IBM will sell its x86 server business to Lenovo for $2.3 billion.
The deal includes IBM's System x, BladeCenter and Flex System blade servers and switches, x86-based Flex integrated systems, NeXtScale and iDataPlex servers and associated software, blade networking and maintenance operations.
IBM will retain its System z mainframes, Power Systems, Storage Systems, Power-based Flex servers, and PureApplication and PureData appliances.
IBM said it will continue to develop and evolve its Windows and Linux software portfolio for the x86 platform.
Approximately 7,500 IBM employees around the world, including those based at major locations such as Raleigh, Shanghai, Shenzhen and Taipei, are expected to be offered employment by Lenovo.
“This divestiture allows IBM to focus on system and software innovations that bring new kinds of value to strategic areas of our business, such as cognitive computing, Big Data and cloud,” said Steve Mills, Senior Vice President and Group Executive, IBM Software and Systems. “IBM has a proven record of innovation and transformation, which has enabled us to create solutions that are highly valued by our clients.”

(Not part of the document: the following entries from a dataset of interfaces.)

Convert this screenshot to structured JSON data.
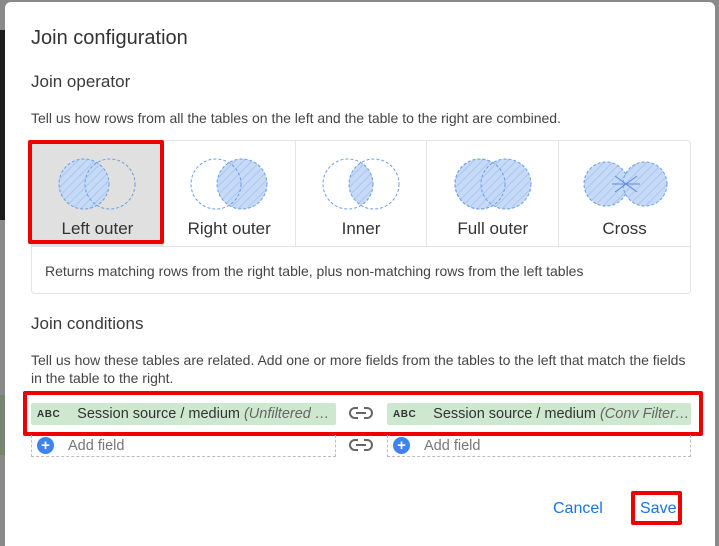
{
  "dialog": {
    "title": "Join configuration"
  },
  "join_operator": {
    "heading": "Join operator",
    "description": "Tell us how rows from all the tables on the left and the table to the right are combined.",
    "selected": "Left outer",
    "options": [
      {
        "label": "Left outer",
        "icon": "venn-left-outer-icon"
      },
      {
        "label": "Right outer",
        "icon": "venn-right-outer-icon"
      },
      {
        "label": "Inner",
        "icon": "venn-inner-icon"
      },
      {
        "label": "Full outer",
        "icon": "venn-full-outer-icon"
      },
      {
        "label": "Cross",
        "icon": "venn-cross-icon"
      }
    ],
    "selected_description": "Returns matching rows from the right table, plus non-matching rows from the left tables"
  },
  "join_conditions": {
    "heading": "Join conditions",
    "description": "Tell us how these tables are related. Add one or more fields from the tables to the left that match the fields in the table to the right.",
    "left_field": {
      "type_badge": "ABC",
      "name": "Session source / medium",
      "source": "(Unfiltered GA..."
    },
    "right_field": {
      "type_badge": "ABC",
      "name": "Session source / medium",
      "source": "(Conv Filtered..."
    },
    "add_field_label": "Add field",
    "add_icon": "+"
  },
  "actions": {
    "cancel_label": "Cancel",
    "save_label": "Save"
  },
  "colors": {
    "highlight": "#ee0000",
    "accent": "#1a73e8",
    "field_bg": "#cde8cf",
    "venn_fill": "#c6d9f7",
    "venn_stroke": "#6a9ee8"
  }
}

“This acquisition demonstrates our willingness to invest in businesses that can help fuel profitable growth and extend our PC Plus strategy,” said Yang Yuanqing, chairman and CEO, Lenovo. “With the right strategy, great execution, continued innovation and a clear commitment to the x86 industry, we are confident that we can grow this business successfully for the long-term, just as we have done with our worldwide PC business.”
In 2005, when Lenovo acquired IBM’s PC business, which included the ThinkPad line of PCs. In the period since the companies have continued to collaborate in many areas. The companies are planning to enter into a strategic relationship which will include a global OEM and reseller agreement for sales of IBM’s entry and midrange Storwize disk storage systems, tape storage systems, General Parallel File System software, SmartCloud Entry offering, and elements of IBM’s system software portfolio, including Systems Director and Platform Computing solutions.

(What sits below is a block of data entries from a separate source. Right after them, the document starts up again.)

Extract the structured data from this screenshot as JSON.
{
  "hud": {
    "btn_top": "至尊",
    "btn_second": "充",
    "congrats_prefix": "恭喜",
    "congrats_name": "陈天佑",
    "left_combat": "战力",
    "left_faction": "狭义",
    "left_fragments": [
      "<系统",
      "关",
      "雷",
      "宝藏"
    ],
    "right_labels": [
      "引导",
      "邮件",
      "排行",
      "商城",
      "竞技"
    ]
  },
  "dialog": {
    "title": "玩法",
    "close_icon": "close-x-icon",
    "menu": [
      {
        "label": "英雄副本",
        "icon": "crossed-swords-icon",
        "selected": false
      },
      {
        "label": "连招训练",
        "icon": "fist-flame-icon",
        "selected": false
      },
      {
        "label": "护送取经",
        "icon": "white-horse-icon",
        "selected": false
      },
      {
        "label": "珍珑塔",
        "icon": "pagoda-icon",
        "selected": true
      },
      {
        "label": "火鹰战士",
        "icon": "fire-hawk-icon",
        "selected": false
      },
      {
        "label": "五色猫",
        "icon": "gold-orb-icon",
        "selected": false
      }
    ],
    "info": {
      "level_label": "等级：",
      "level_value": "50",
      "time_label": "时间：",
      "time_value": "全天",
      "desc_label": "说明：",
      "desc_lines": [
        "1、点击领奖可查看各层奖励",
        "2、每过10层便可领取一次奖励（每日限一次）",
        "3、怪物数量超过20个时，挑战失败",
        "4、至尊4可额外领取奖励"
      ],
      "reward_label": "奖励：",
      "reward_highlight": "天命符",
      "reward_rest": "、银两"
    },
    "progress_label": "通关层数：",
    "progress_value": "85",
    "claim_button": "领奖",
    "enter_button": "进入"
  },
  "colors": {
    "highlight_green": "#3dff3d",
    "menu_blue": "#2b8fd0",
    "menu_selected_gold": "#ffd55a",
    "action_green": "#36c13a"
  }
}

Earlier this month, IBM announced plans to invest $1.2 billion to expand its cloud business and build on its acquisition of Softlayer data centers last year. The plans call for 15 new data centers worldwide, including new Softlayer facilities in Washington D.C., Mexico City, Dallas, China, Hong Kong, London, Japan, India and Canada. The expansion will bring the number of IBM cloud data centers to about 40 worldwide.
IBM agreed to acquired SoftLayer Technologies, which operates 13 data centers in the United States, Asia and Europe, last summer. SoftLayer allows clients to buy enterprise-class cloud services on dedicated or shared servers, offering clients a choice of where to deploy their applications. The company is based in Dallas, Texas, and serves approximately 21,000 customers.
IBM also announced plans to invest $1 billion in a new initiative to deliver Watson services over the cloud. The company has established a new IBM Watson Group in NYC to build additional cognitive computing services, software and apps into the marketplace that analyze, improve by learning, and discover answers and insights to complex questions from massive amounts of disparate data. IBM plans to invest more than $1 billion in the initiative.
Some highlights of the X6 architecture:
- Integrated eXFlash memory-channel storage -- an industry first, this DIMM-based storage provides up to 12.8 terabytes of ultrafast flash storage close to the processor, increasing application performance by providing the lowest system write latency available, essential for analytics applications. X6 can provide significantly lower latency for database operations, which can lower licensing costs and reduce storage costs by reducing or eliminating the need for external SAN/NAS storage units;
- A modular, scalable design that supports multiple generations of CPU -- another industry first -- and can reduce acquisition costs, up to 28 percent in comparison to one competitive offering.  X6 provides stability and flexibility through forthcoming technology developments, allowing users to scale up now and upgrade efficiently in the future;
- Resiliency features for cloud delivery models of mission-critical applications -- memory and storage increase virtual machine capacity to allow SaaS delivery of applications. Autonomous self-healing CPU and memory systems maximize application uptime by proactively identifying potential failures and taking action to correct them. In addition, Upward Integration Modules can help reduce the cost and complexity of system administration by allowing operators to perform management tasks through virtualization tools.